> **Problem**
The response should consist of the records that follow, repeated exactly.
##############################
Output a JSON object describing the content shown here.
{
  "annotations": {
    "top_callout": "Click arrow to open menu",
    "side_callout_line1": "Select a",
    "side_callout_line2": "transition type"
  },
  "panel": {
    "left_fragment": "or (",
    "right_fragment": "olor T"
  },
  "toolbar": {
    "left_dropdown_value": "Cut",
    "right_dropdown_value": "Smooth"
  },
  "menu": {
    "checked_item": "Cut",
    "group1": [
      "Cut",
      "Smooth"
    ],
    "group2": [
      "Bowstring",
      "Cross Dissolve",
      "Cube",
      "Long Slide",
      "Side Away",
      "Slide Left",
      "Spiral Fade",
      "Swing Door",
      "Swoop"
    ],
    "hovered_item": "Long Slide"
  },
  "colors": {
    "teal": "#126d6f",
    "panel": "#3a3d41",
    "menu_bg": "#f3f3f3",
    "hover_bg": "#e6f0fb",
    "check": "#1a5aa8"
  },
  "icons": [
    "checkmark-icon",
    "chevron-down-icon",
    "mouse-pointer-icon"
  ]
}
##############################
> **Answer area**
Output a JSON object describing the content shown here.
{
  "annotations": {
    "top_callout": "Click arrow to open menu",
    "side_callout_line1": "Select a",
    "side_callout_line2": "transition type"
  },
  "panel": {
    "left_fragment": "or (",
    "right_fragment": "olor T"
  },
  "toolbar": {
    "left_dropdown_value": "Cut",
    "right_dropdown_value": "Smooth"
  },
  "menu": {
    "checked_item": "Cut",
    "group1": [
      "Cut",
      "Smooth"
    ],
    "group2": [
      "Bowstring",
      "Cross Dissolve",
      "Cube",
      "Long Slide",
      "Side Away",
      "Slide Left",
      "Spiral Fade",
      "Swing Door",
      "Swoop"
    ],
    "hovered_item": "Long Slide"
  },
  "colors": {
    "teal": "#126d6f",
    "panel": "#3a3d41",
    "menu_bg": "#f3f3f3",
    "hover_bg": "#e6f0fb",
    "check": "#1a5aa8"
  },
  "icons": [
    "checkmark-icon",
    "chevron-down-icon",
    "mouse-pointer-icon"
  ]
}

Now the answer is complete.